Repeat child abuse offender jailed for having child in car
A LISMORE Heights man who breached restrictions placed on him as a result of previous child abuse offences will be behind bars until June this year.
Derek Muldrock, 42, faced Lismore Local Court for sentencing last week after his solicitor, Jim Fuggle, entered a plea of guilty on his behalf to one charge of contravening a prohibition order.
The court heard Muldrock gave a woman and her child, who was under 18 years of age, a lift in his car on the afternoon of March 5.
This was contrary to conditions he faced as a result of previous convictions in NSW and Queensland.
Police patrolling in the same area and saw Muldrock with the child in his car.
Mr Fuggle acknowledged the offence did carry a jail term.
Magistrate David Heilpern said he doubted a sentencing assessment report, which considers options for sentencing other than full time custody, would assist him.
"I don't see that a ... sentencing assessment report is really going to help," Mr Heilpern said.
"It's really a question of how long."
He said the incident appeared to be a "pretty serious breach".
"Clearly this is a young person with some cognitive limitations and he's in the car with them."
Mr Fuggle said his client's partner was also present in the car when he gave the child, and her carer, a lift.
"They were in the process of giving the pair a lift before being pulled over by police," he said.
He asked the court to take into account his client's early plea of guilty, troubled background and mental health difficulties.
The court heard Muldrock had lodged a guilty plea on the basis of recklessness.
That is, he should have realised the child was younger than 18.
The court heard Muldrock's record included an offence in Queensland of indecent treatment of a child and sexual intercourse with a person under 10 years.

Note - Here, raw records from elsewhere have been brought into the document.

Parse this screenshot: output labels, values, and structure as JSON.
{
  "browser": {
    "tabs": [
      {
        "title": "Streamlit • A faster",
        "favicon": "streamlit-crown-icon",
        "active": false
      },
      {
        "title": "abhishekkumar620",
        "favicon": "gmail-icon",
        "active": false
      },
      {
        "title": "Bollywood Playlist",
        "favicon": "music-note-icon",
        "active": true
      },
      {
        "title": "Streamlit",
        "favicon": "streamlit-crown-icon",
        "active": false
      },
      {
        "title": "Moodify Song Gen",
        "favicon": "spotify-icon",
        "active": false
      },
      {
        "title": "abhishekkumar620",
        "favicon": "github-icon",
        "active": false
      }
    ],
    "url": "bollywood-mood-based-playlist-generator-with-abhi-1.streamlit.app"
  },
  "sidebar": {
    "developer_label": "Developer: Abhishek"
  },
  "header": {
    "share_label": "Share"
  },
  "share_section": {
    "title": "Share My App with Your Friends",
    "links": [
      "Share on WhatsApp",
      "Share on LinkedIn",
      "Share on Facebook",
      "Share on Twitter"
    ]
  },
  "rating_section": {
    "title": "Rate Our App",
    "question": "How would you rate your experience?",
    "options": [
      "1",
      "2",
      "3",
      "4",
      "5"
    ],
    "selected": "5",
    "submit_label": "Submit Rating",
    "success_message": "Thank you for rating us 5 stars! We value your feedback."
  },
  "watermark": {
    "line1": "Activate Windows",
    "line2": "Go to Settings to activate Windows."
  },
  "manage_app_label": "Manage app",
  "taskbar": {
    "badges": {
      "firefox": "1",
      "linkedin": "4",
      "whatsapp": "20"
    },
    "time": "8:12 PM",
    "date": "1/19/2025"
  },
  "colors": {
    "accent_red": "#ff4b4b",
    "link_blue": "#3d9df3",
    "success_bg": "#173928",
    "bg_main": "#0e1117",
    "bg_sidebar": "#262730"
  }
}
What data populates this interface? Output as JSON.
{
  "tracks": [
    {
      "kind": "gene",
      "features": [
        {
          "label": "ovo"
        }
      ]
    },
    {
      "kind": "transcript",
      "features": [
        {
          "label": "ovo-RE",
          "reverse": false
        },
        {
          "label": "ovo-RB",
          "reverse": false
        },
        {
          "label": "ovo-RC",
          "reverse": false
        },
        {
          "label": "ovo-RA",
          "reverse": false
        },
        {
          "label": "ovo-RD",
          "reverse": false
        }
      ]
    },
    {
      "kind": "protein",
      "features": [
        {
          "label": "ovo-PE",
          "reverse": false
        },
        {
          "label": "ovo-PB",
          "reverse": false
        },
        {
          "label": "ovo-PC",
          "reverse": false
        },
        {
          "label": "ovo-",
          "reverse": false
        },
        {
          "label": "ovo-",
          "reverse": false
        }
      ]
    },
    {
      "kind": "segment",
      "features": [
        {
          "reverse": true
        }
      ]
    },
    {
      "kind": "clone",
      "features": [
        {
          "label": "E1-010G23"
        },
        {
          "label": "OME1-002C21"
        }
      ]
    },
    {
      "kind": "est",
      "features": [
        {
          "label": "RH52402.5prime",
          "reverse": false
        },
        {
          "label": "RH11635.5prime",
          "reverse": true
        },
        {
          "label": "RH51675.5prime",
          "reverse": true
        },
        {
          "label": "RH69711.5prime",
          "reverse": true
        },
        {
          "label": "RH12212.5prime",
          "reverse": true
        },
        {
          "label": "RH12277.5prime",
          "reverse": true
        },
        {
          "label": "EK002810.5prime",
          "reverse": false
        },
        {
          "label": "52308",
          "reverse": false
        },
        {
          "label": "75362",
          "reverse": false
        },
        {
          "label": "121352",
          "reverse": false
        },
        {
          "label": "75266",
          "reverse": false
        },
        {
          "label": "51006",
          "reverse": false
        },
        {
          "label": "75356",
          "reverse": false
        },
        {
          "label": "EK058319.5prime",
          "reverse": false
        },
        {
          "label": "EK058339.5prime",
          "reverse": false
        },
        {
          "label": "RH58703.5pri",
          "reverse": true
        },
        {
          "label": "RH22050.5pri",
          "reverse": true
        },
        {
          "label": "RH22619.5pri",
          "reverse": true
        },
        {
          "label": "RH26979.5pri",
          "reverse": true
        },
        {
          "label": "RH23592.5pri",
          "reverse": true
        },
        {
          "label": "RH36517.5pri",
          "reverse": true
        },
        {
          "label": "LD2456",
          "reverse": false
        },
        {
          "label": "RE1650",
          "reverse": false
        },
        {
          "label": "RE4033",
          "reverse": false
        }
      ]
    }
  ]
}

Mr Heilpern said this history was "extremely concerning".
"Since that time he has shown an inability repeatedly to comply with his reporting obligations," Mr Heilpern said.
But he said Muldrock was "not a vehicle for general or specific deterrence", in part due to his "significant mental health issues".
Magistrate David Heilpern sentenced him to 12 months in prison with a non-parole period of three months.
This was backdated to the day of his arrest, so he will first be eligible for parole in June.